- Taken by
- Ella Derbyshire
- Explore score
- 0.12 Gigapixels
- Date added
- Aug 13, 2008
- Date taken
- Jul 24, 2008
Here we are very near to the North Pole, having a party on the drifting ice . The passengers and crew were in a festive mood despite our awakening for the arrival at the Pole in the middle of last night. The sky was clear with a brilliant sun warming us as we ventured off the ship. You might see some people dressed in lighter-weight garb than you would expect so close to the top of the world.
We had our picnic on the port side ice. A ship this large creates a very big blind spot. The starboard side was off limits today as our guards set their perimeter and watched the horizon for large, hungry carnivores. If they spotted one, the planwas to herd us back up the gangway.
You can see other activities besides our BBQ-on-ice. Participants in an activity called the Polar Plunge dove into the water at the stern of the ship for a brief swim. The salt water was a few degrees colder than the 0 degrees Celsius temperature that freezes fresh water.
Other folks made snow angles and snow balls. With the air temperature at 0 degrees Celsius, the snowballs packed rather well. We took photographs of people "pulling the ship" with the line that you see tied at the bow. Folks sat or stood on the anchor for more photographs. The fun of playing in the snow and the grand scale of the ship and its anchor made some of us feel like kids again.

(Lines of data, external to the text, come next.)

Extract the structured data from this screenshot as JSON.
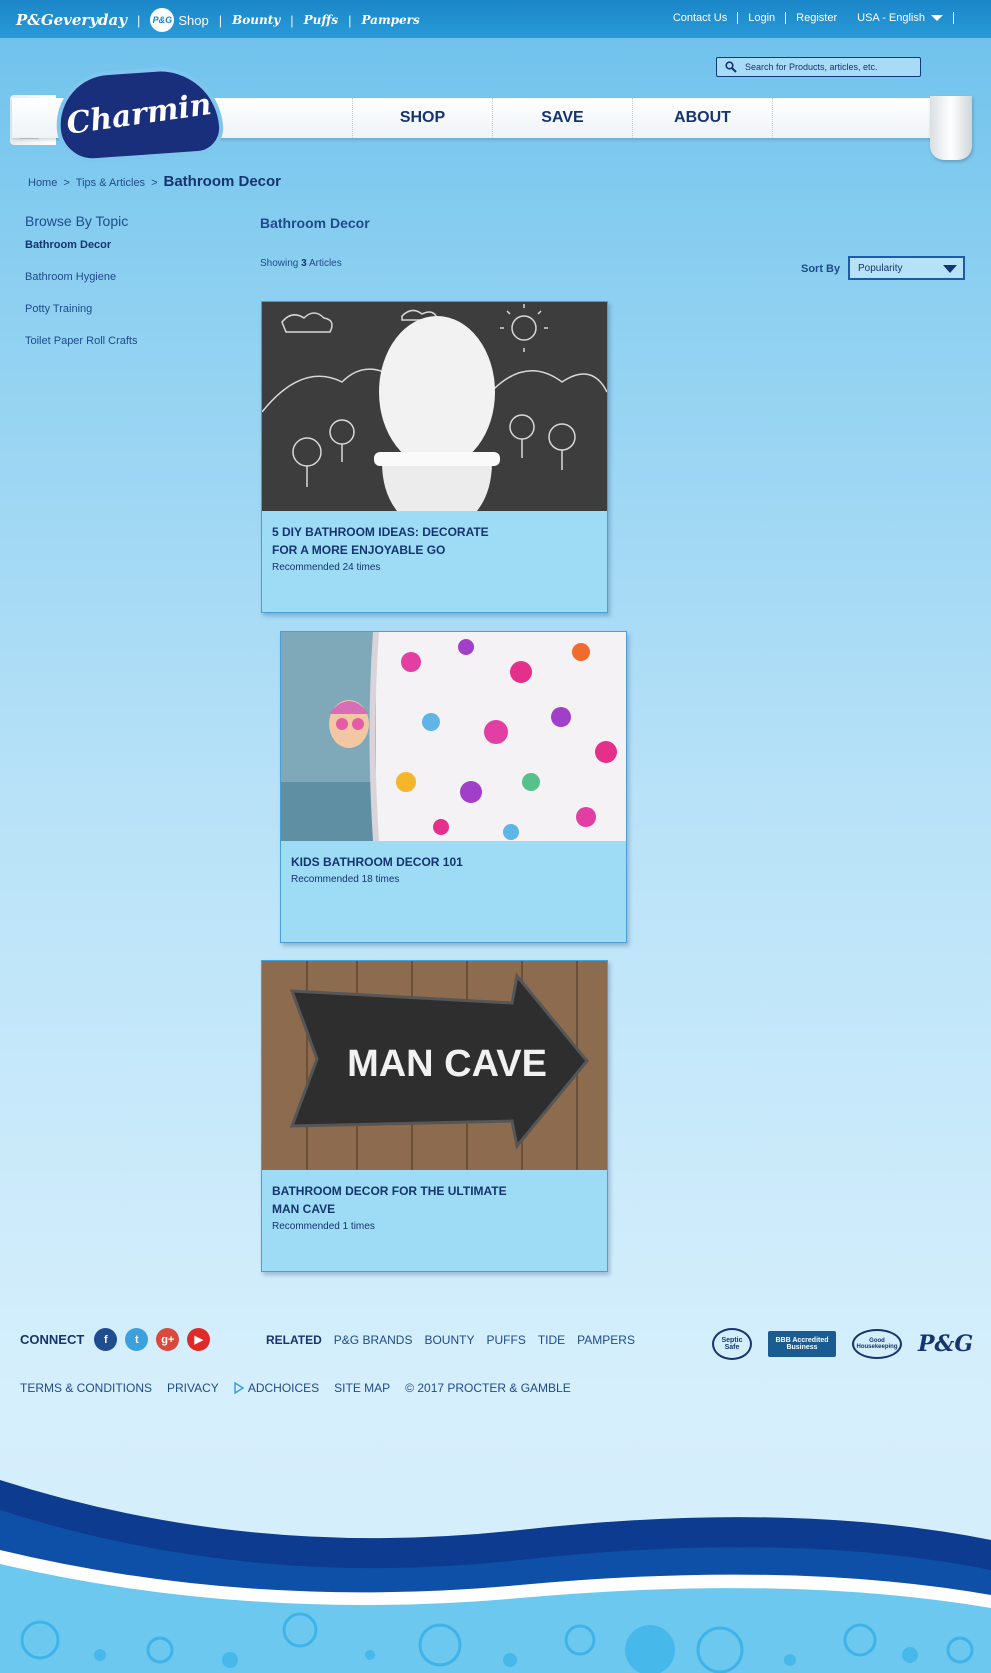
{
  "topbar": {
    "brands": [
      "P&Geveryday",
      "P&G Shop",
      "Bounty",
      "Puffs",
      "Pampers"
    ],
    "links": [
      "Contact Us",
      "Login",
      "Register"
    ],
    "locale": "USA - English"
  },
  "search": {
    "placeholder": "Search for Products, articles, etc."
  },
  "logo": "Charmin",
  "nav": [
    "SHOP",
    "SAVE",
    "ABOUT"
  ],
  "breadcrumb": {
    "home": "Home",
    "tips": "Tips & Articles",
    "current": "Bathroom Decor"
  },
  "sidebar": {
    "heading": "Browse By Topic",
    "items": [
      {
        "label": "Bathroom Decor",
        "active": true
      },
      {
        "label": "Bathroom Hygiene",
        "active": false
      },
      {
        "label": "Potty Training",
        "active": false
      },
      {
        "label": "Toilet Paper Roll Crafts",
        "active": false
      }
    ]
  },
  "main": {
    "title": "Bathroom Decor",
    "showing_prefix": "Showing",
    "showing_count": "3",
    "showing_suffix": "Articles",
    "sort_label": "Sort By",
    "sort_value": "Popularity"
  },
  "articles": [
    {
      "title": "5 DIY Bathroom Ideas: Decorate for a More Enjoyable Go",
      "recommended": "Recommended 24 times",
      "image": "toilet-chalkboard"
    },
    {
      "title": "Kids Bathroom Decor 101",
      "recommended": "Recommended 18 times",
      "image": "kid-shower-curtain"
    },
    {
      "title": "Bathroom Decor for the Ultimate Man Cave",
      "recommended": "Recommended 1 times",
      "image": "man-cave-sign"
    }
  ],
  "image_text": {
    "man_cave_sign": "MAN CAVE"
  },
  "footer": {
    "connect_label": "CONNECT",
    "social": [
      "facebook",
      "twitter",
      "google-plus",
      "youtube"
    ],
    "related_label": "RELATED",
    "related": [
      "P&G BRANDS",
      "BOUNTY",
      "PUFFS",
      "TIDE",
      "PAMPERS"
    ],
    "badges": [
      "Septic Safe",
      "BBB Accredited Business",
      "Good Housekeeping",
      "P&G"
    ],
    "links": [
      "TERMS & CONDITIONS",
      "PRIVACY",
      "ADCHOICES",
      "SITE MAP",
      "© 2017 PROCTER & GAMBLE"
    ]
  },
  "colors": {
    "navy": "#16346f",
    "topbar": "#1a86c8",
    "card": "#9edcf6"
  }
}
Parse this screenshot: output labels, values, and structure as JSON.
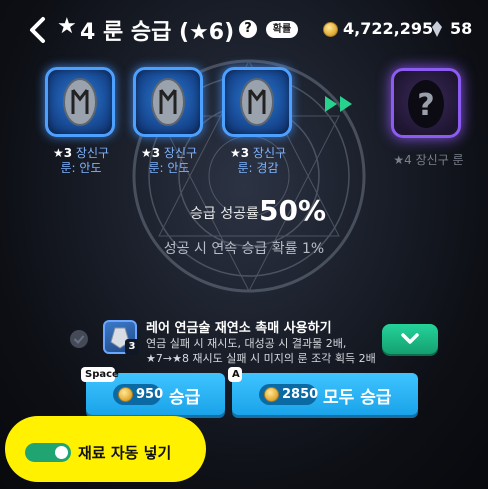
{
  "header": {
    "back_icon": "chevron-left-icon",
    "title_star": "★",
    "title": "4 룬 승급 (★6)",
    "help_label": "?",
    "prob_badge": "확률",
    "gold": "4,722,295",
    "gem": "58"
  },
  "runes": [
    {
      "star": "★3",
      "line1": "장신구",
      "line2": "룬: 안도"
    },
    {
      "star": "★3",
      "line1": "장신구",
      "line2": "룬: 안도"
    },
    {
      "star": "★3",
      "line1": "장신구",
      "line2": "룬: 경감"
    }
  ],
  "result": {
    "star": "★4",
    "label": "장신구 룬",
    "icon": "question-mark-icon"
  },
  "rate": {
    "label": "승급 성공률",
    "value": "50%",
    "sub": "성공 시 연속 승급 확률 1%"
  },
  "catalyst": {
    "title": "레어 연금술 재연소 촉매 사용하기",
    "count": "3",
    "desc1": "연금 실패 시 재시도, 대성공 시 결과물 2배,",
    "desc2": "★7→★8 재시도 실패 시 미지의 룬 조각 획득 2배"
  },
  "buttons": {
    "upgrade": {
      "key": "Space",
      "cost": "950",
      "label": "승급"
    },
    "upgrade_all": {
      "key": "A",
      "cost": "2850",
      "label": "모두 승급"
    }
  },
  "auto_fill": {
    "label": "재료 자동 넣기",
    "enabled": true
  },
  "colors": {
    "accent": "#1aa3ea",
    "toggle_on": "#1fa472",
    "highlight": "#fff100"
  }
}
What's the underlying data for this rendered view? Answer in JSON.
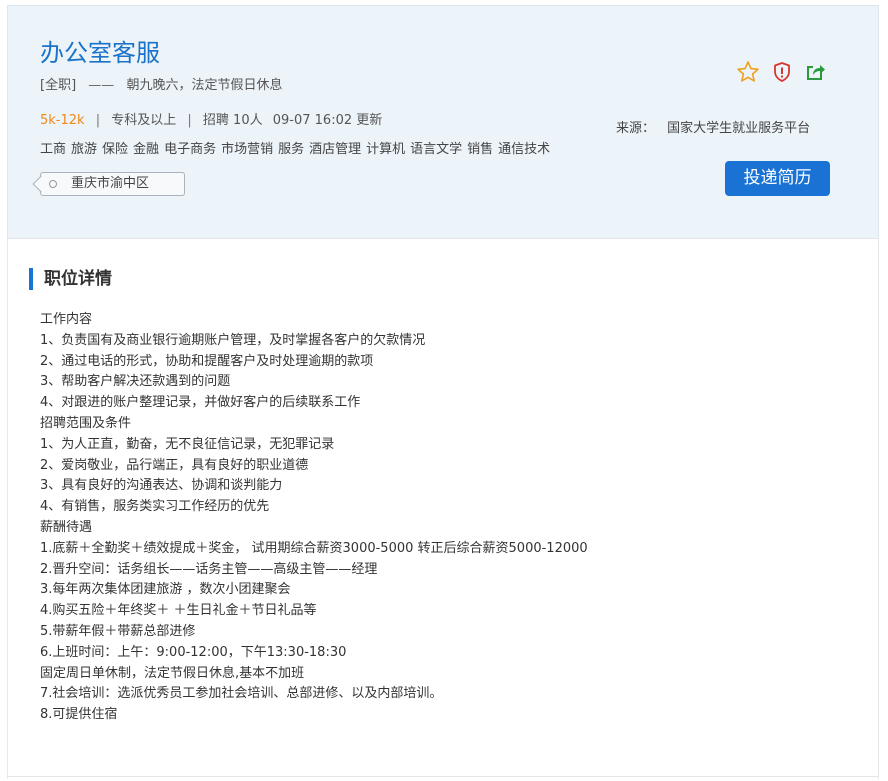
{
  "job": {
    "title": "办公室客服",
    "type": "[全职]",
    "dash": "——",
    "schedule": "朝九晚六，法定节假日休息",
    "salary": "5k-12k",
    "education": "专科及以上",
    "recruit": "招聘 10人",
    "updated": "09-07 16:02 更新",
    "tags": [
      "工商",
      "旅游",
      "保险",
      "金融",
      "电子商务",
      "市场营销",
      "服务",
      "酒店管理",
      "计算机",
      "语言文学",
      "销售",
      "通信技术"
    ],
    "location": "重庆市渝中区"
  },
  "source": {
    "label": "来源：",
    "name": "国家大学生就业服务平台"
  },
  "actions": {
    "apply_label": "投递简历",
    "icons": [
      "star-icon",
      "report-icon",
      "share-icon"
    ]
  },
  "section": {
    "title": "职位详情"
  },
  "details": [
    "工作内容",
    "1、负责国有及商业银行逾期账户管理，及时掌握各客户的欠款情况",
    "2、通过电话的形式，协助和提醒客户及时处理逾期的款项",
    "3、帮助客户解决还款遇到的问题",
    "4、对跟进的账户整理记录，并做好客户的后续联系工作",
    "招聘范围及条件",
    "1、为人正直，勤奋，无不良征信记录，无犯罪记录",
    "2、爱岗敬业，品行端正，具有良好的职业道德",
    "3、具有良好的沟通表达、协调和谈判能力",
    "4、有销售，服务类实习工作经历的优先",
    "薪酬待遇",
    "1.底薪＋全勤奖＋绩效提成＋奖金，   试用期综合薪资3000-5000 转正后综合薪资5000-12000",
    "2.晋升空间：话务组长——话务主管——高级主管——经理",
    "3.每年两次集体团建旅游 ，数次小团建聚会",
    "4.购买五险＋年终奖＋ ＋生日礼金＋节日礼品等",
    "5.带薪年假＋带薪总部进修",
    "6.上班时间：上午：9:00-12:00，下午13:30-18:30",
    "固定周日单休制，法定节假日休息,基本不加班",
    "7.社会培训：选派优秀员工参加社会培训、总部进修、以及内部培训。",
    "8.可提供住宿"
  ],
  "colors": {
    "accent": "#1a73d4",
    "title": "#1a73c9",
    "salary": "#ef8a1a",
    "header_bg": "#ecf3f9"
  }
}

As the party wound down, the helicopter took us up for flights around the ship.
Can you find the 3rd quarter moon? It is one week away from a total solar eclipse on August 1. When we get back on board, we will be breaking ice toward the path of totality.
With no land details to geocode this panorama, I have tried to use the time of day with the positions of the sun and the moon to orient the panorama in Google Earth. I think that it worked out well. With the drifting of the ice pack, our picnic spot had already move by about a kimometer before the picnic was over.
This panorama was photographed with a Nikon D80 and stitched with Autopano Pro.